Each of the entries beneath this task should be written out exactly.

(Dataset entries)
◆ ◆ ◆
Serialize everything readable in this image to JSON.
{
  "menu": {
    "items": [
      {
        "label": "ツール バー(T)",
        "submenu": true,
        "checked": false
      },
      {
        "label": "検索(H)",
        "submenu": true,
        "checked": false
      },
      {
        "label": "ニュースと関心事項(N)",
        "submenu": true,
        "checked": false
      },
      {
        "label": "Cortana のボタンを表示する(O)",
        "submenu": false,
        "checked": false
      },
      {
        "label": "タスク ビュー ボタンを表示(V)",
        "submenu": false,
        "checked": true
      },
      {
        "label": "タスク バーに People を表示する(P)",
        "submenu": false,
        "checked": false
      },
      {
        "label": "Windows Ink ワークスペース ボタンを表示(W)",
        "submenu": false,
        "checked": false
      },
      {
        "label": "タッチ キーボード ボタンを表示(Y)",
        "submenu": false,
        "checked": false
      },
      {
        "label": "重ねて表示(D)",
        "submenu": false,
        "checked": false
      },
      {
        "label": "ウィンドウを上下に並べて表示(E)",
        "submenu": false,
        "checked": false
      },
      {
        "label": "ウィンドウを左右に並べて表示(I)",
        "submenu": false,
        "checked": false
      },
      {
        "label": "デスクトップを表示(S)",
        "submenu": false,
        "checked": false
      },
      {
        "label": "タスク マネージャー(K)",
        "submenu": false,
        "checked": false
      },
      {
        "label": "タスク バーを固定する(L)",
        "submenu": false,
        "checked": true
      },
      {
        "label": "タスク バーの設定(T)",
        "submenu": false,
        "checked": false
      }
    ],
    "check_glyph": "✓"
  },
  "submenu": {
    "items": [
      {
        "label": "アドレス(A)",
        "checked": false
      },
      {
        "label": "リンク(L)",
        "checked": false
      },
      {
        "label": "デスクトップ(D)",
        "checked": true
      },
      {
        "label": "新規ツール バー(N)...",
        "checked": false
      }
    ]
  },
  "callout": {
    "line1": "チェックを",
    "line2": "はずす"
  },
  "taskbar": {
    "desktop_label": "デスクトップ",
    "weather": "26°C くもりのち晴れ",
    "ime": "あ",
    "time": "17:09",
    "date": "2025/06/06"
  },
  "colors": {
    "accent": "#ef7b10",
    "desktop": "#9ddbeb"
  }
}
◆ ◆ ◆
### [Solution to this problem]
Serialize everything readable in this image to JSON.
{
  "menu": {
    "items": [
      {
        "label": "ツール バー(T)",
        "submenu": true,
        "checked": false
      },
      {
        "label": "検索(H)",
        "submenu": true,
        "checked": false
      },
      {
        "label": "ニュースと関心事項(N)",
        "submenu": true,
        "checked": false
      },
      {
        "label": "Cortana のボタンを表示する(O)",
        "submenu": false,
        "checked": false
      },
      {
        "label": "タスク ビュー ボタンを表示(V)",
        "submenu": false,
        "checked": true
      },
      {
        "label": "タスク バーに People を表示する(P)",
        "submenu": false,
        "checked": false
      },
      {
        "label": "Windows Ink ワークスペース ボタンを表示(W)",
        "submenu": false,
        "checked": false
      },
      {
        "label": "タッチ キーボード ボタンを表示(Y)",
        "submenu": false,
        "checked": false
      },
      {
        "label": "重ねて表示(D)",
        "submenu": false,
        "checked": false
      },
      {
        "label": "ウィンドウを上下に並べて表示(E)",
        "submenu": false,
        "checked": false
      },
      {
        "label": "ウィンドウを左右に並べて表示(I)",
        "submenu": false,
        "checked": false
      },
      {
        "label": "デスクトップを表示(S)",
        "submenu": false,
        "checked": false
      },
      {
        "label": "タスク マネージャー(K)",
        "submenu": false,
        "checked": false
      },
      {
        "label": "タスク バーを固定する(L)",
        "submenu": false,
        "checked": true
      },
      {
        "label": "タスク バーの設定(T)",
        "submenu": false,
        "checked": false
      }
    ],
    "check_glyph": "✓"
  },
  "submenu": {
    "items": [
      {
        "label": "アドレス(A)",
        "checked": false
      },
      {
        "label": "リンク(L)",
        "checked": false
      },
      {
        "label": "デスクトップ(D)",
        "checked": true
      },
      {
        "label": "新規ツール バー(N)...",
        "checked": false
      }
    ]
  },
  "callout": {
    "line1": "チェックを",
    "line2": "はずす"
  },
  "taskbar": {
    "desktop_label": "デスクトップ",
    "weather": "26°C くもりのち晴れ",
    "ime": "あ",
    "time": "17:09",
    "date": "2025/06/06"
  },
  "colors": {
    "accent": "#ef7b10",
    "desktop": "#9ddbeb"
  }
}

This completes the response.